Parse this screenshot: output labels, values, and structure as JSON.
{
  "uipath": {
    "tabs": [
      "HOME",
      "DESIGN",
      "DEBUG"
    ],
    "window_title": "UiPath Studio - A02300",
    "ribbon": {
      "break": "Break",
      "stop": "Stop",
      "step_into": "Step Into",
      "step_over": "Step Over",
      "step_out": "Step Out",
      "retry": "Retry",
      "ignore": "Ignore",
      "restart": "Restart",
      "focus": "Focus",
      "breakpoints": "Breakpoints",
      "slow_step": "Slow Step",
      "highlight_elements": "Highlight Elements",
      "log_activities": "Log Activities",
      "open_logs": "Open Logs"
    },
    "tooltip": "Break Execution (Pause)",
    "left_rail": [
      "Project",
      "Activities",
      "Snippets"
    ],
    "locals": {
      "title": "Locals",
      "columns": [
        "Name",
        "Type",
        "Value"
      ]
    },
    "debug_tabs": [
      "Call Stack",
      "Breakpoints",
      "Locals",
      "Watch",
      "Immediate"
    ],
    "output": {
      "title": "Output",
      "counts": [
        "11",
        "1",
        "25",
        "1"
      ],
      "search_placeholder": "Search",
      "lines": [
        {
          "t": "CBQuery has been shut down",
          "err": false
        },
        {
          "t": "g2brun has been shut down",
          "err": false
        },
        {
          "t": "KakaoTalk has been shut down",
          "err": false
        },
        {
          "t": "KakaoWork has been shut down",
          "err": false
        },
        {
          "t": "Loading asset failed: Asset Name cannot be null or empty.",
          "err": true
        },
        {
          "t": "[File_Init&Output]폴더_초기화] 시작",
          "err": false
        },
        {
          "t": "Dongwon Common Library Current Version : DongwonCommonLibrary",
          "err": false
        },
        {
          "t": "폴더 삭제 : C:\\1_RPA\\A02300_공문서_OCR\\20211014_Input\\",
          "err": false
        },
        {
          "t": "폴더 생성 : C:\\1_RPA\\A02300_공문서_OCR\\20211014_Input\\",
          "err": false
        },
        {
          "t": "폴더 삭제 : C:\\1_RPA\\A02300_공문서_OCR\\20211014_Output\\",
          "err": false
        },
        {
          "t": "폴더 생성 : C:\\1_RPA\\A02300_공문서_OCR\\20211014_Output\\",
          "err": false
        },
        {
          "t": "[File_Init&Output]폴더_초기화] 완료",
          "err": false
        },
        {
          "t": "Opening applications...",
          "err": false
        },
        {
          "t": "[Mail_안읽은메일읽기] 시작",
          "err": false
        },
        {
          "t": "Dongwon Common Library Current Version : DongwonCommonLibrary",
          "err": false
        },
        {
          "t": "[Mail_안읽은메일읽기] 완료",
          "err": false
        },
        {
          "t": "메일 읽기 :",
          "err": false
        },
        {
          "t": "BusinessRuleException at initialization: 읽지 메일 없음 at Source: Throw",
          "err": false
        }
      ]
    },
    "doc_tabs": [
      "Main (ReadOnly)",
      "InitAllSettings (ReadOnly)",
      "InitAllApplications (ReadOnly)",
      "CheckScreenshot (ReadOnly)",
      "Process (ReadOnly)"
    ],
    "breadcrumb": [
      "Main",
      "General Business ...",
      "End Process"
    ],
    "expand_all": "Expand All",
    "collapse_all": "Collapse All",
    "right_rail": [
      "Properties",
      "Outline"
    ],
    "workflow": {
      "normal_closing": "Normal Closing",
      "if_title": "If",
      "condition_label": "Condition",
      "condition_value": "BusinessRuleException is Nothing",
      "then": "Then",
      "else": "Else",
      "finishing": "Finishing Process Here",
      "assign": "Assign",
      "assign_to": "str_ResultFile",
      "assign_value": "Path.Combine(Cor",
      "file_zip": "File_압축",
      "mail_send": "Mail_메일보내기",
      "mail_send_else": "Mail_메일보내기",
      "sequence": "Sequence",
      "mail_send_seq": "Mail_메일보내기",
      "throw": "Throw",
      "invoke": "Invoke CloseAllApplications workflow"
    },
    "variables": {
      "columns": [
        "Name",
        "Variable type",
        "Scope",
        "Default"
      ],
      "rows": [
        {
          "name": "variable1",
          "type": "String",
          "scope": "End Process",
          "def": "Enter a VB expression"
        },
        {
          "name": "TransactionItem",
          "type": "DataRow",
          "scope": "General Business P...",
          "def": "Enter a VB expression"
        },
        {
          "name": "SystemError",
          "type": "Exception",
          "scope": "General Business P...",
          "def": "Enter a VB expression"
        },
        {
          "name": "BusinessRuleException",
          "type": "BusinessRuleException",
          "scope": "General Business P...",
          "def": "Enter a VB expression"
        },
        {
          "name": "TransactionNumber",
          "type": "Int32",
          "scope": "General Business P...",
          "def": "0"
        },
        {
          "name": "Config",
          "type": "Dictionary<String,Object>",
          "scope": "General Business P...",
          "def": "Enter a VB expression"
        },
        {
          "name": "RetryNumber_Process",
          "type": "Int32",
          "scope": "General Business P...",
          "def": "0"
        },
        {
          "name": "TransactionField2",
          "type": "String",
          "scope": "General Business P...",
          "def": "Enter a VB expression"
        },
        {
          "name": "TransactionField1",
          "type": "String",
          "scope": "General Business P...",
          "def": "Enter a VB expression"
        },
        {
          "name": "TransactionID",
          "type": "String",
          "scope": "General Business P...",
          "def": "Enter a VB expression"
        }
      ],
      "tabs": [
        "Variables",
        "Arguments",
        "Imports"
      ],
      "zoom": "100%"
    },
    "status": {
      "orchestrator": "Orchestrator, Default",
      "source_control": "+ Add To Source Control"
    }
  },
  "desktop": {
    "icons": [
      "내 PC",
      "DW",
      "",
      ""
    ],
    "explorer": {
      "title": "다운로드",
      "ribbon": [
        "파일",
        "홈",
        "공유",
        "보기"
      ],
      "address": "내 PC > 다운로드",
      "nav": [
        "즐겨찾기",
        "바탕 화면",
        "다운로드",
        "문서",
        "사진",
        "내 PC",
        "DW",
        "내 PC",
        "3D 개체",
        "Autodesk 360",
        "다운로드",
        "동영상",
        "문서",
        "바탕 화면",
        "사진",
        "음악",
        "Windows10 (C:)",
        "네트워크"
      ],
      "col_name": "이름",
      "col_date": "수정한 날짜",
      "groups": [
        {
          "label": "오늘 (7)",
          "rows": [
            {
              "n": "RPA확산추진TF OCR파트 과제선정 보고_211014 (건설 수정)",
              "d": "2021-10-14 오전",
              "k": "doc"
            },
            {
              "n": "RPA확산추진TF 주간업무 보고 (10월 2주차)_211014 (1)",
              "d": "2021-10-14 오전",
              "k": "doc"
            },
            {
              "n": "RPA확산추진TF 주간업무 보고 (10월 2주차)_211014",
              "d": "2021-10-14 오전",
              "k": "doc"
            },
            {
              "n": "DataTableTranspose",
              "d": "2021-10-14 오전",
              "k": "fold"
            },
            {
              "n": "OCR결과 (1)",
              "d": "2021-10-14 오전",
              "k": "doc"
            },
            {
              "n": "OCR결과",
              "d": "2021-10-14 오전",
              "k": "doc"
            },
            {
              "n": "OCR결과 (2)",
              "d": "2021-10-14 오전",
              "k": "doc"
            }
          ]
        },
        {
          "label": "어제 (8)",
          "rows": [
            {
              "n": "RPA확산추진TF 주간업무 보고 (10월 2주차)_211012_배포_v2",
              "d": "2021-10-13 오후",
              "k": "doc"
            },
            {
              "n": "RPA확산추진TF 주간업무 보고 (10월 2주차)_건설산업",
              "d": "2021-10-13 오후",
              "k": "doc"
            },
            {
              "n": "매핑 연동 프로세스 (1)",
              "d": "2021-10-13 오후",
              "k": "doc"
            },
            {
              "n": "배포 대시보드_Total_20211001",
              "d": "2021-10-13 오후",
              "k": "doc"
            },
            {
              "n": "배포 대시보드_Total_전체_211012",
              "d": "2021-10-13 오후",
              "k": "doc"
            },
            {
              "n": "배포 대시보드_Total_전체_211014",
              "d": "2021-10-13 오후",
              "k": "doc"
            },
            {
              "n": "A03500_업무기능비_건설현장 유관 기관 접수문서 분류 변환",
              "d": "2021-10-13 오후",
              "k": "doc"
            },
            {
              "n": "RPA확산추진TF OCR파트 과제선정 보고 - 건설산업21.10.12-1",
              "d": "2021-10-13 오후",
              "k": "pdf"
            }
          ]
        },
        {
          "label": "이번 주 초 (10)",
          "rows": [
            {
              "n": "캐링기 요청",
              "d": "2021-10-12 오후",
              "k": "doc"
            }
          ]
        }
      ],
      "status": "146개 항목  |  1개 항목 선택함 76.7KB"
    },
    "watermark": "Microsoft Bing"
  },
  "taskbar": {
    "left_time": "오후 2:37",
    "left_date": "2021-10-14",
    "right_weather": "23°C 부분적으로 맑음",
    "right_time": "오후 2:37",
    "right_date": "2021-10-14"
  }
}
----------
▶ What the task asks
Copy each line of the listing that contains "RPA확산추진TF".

▶ Your solution
              "n": "RPA확산추진TF OCR파트 과제선정 보고_211014 (건설 수정)",
              "n": "RPA확산추진TF 주간업무 보고 (10월 2주차)_211014 (1)",
              "n": "RPA확산추진TF 주간업무 보고 (10월 2주차)_211014",
              "n": "RPA확산추진TF 주간업무 보고 (10월 2주차)_211012_배포_v2",
              "n": "RPA확산추진TF 주간업무 보고 (10월 2주차)_건설산업",
              "n": "RPA확산추진TF OCR파트 과제선정 보고 - 건설산업21.10.12-1",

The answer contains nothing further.